**Prompt**
What is needed is each line of the data below that holds the string "video".

**Exercise data**
>>

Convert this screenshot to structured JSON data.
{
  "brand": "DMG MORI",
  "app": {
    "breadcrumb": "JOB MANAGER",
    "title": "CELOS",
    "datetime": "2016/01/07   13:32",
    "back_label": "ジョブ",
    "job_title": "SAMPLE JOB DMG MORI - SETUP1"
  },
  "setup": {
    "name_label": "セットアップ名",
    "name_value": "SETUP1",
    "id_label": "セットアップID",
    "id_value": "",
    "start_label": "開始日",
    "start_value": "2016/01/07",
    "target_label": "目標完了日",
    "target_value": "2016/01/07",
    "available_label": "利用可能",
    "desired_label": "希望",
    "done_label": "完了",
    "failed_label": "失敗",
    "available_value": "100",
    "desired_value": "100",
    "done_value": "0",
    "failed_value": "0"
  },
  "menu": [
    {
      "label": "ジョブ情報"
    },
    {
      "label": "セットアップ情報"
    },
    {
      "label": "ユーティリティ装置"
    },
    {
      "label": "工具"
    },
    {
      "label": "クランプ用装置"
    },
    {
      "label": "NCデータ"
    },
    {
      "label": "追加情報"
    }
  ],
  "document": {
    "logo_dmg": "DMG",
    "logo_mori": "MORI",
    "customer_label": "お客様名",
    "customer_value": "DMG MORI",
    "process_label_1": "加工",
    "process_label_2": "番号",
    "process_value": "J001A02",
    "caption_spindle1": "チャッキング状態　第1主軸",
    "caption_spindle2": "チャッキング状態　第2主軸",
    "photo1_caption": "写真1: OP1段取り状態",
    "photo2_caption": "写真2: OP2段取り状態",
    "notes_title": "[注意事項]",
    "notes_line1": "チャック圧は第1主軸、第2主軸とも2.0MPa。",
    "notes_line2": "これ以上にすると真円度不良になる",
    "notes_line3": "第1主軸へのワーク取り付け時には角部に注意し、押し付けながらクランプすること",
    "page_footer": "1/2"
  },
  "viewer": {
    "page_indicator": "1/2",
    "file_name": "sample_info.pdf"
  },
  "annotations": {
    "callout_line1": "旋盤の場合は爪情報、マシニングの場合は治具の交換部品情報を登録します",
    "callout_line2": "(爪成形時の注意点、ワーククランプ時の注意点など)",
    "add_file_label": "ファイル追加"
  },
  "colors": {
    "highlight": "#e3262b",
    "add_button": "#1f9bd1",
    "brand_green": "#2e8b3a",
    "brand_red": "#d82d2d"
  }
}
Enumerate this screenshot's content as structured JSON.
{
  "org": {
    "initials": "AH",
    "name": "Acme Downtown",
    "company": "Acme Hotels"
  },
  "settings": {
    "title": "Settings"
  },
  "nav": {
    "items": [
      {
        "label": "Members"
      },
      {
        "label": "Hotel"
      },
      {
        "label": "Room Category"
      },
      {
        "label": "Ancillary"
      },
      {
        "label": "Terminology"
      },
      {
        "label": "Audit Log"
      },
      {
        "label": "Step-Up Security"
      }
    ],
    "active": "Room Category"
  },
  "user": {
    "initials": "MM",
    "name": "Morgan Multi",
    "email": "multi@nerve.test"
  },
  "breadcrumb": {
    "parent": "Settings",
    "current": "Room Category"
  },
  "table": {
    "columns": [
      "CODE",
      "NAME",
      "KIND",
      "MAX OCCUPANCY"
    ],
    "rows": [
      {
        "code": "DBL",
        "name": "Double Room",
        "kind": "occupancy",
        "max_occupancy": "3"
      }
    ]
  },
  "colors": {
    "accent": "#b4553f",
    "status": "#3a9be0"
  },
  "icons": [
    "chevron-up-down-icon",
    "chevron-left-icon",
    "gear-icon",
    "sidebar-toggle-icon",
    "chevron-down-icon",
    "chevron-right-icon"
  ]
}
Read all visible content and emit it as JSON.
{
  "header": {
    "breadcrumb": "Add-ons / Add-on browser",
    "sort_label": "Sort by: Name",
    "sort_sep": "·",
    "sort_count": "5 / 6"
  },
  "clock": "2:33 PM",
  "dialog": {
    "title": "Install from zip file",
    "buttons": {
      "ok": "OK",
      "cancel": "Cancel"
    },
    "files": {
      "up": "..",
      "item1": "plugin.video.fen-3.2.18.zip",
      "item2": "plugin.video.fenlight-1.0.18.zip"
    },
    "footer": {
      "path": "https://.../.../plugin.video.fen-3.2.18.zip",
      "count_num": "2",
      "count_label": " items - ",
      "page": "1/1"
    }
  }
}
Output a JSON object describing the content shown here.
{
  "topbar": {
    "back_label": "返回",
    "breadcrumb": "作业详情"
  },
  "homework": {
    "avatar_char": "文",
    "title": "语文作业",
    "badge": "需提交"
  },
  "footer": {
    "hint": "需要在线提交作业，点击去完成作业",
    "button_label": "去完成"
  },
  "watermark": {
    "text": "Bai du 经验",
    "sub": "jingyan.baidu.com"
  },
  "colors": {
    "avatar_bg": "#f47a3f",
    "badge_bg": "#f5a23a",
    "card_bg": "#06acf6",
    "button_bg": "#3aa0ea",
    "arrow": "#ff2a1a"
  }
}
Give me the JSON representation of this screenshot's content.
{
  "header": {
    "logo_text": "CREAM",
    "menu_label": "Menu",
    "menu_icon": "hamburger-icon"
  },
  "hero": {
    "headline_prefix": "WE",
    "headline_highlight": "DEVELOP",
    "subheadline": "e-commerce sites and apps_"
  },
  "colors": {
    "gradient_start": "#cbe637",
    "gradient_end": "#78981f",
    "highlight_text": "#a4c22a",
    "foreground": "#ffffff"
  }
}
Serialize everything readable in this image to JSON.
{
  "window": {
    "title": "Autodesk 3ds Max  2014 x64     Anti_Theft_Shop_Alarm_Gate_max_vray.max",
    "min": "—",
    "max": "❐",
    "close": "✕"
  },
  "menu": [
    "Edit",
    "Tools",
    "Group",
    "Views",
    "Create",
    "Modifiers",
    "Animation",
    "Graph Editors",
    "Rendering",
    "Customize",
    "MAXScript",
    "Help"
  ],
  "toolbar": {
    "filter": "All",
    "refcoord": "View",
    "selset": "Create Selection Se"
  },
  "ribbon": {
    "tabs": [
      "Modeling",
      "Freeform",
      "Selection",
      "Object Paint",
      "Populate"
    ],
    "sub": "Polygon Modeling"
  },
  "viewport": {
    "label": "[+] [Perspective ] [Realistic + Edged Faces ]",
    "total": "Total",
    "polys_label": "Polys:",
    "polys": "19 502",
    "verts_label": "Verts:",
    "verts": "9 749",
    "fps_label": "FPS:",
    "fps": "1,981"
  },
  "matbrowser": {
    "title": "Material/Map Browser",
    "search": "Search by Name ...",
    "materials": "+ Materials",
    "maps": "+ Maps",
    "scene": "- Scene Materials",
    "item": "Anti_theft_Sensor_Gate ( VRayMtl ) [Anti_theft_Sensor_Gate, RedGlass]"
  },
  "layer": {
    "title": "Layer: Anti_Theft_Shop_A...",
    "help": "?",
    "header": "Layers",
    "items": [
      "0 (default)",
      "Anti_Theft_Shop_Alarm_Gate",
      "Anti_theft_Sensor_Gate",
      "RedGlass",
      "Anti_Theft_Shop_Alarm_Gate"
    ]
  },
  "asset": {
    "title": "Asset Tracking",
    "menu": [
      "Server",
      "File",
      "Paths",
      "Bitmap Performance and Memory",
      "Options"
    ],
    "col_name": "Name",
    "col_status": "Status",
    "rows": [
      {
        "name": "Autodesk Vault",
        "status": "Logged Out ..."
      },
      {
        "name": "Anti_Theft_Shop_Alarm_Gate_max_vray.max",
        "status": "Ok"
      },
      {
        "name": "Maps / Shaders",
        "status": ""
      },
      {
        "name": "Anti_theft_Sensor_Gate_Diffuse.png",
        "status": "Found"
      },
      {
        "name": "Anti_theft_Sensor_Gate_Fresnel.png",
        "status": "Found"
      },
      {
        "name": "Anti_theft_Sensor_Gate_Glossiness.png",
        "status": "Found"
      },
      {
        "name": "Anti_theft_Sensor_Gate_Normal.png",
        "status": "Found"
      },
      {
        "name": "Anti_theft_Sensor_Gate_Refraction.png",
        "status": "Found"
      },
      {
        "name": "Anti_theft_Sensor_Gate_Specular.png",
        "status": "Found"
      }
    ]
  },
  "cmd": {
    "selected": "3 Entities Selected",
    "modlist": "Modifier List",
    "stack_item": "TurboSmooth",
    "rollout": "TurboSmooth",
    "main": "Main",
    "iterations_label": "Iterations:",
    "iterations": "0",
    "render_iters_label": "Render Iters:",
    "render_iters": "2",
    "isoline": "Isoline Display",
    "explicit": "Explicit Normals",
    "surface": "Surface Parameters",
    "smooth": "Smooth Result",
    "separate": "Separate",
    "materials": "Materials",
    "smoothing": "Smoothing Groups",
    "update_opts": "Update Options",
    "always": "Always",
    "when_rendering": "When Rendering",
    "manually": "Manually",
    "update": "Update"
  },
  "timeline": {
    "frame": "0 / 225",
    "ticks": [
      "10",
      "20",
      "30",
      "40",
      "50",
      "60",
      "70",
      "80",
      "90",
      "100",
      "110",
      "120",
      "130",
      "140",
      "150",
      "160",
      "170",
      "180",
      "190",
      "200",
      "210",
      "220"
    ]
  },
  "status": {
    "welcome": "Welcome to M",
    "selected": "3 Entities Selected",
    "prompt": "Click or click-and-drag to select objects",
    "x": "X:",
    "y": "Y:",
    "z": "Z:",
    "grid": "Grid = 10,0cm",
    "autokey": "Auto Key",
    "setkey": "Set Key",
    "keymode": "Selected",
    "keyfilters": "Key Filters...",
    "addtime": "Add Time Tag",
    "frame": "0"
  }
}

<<

**Answer to this exercise**
      "item1": "plugin.video.fen-3.2.18.zip",
      "item2": "plugin.video.fenlight-1.0.18.zip"
      "path": "https://.../.../plugin.video.fen-3.2.18.zip",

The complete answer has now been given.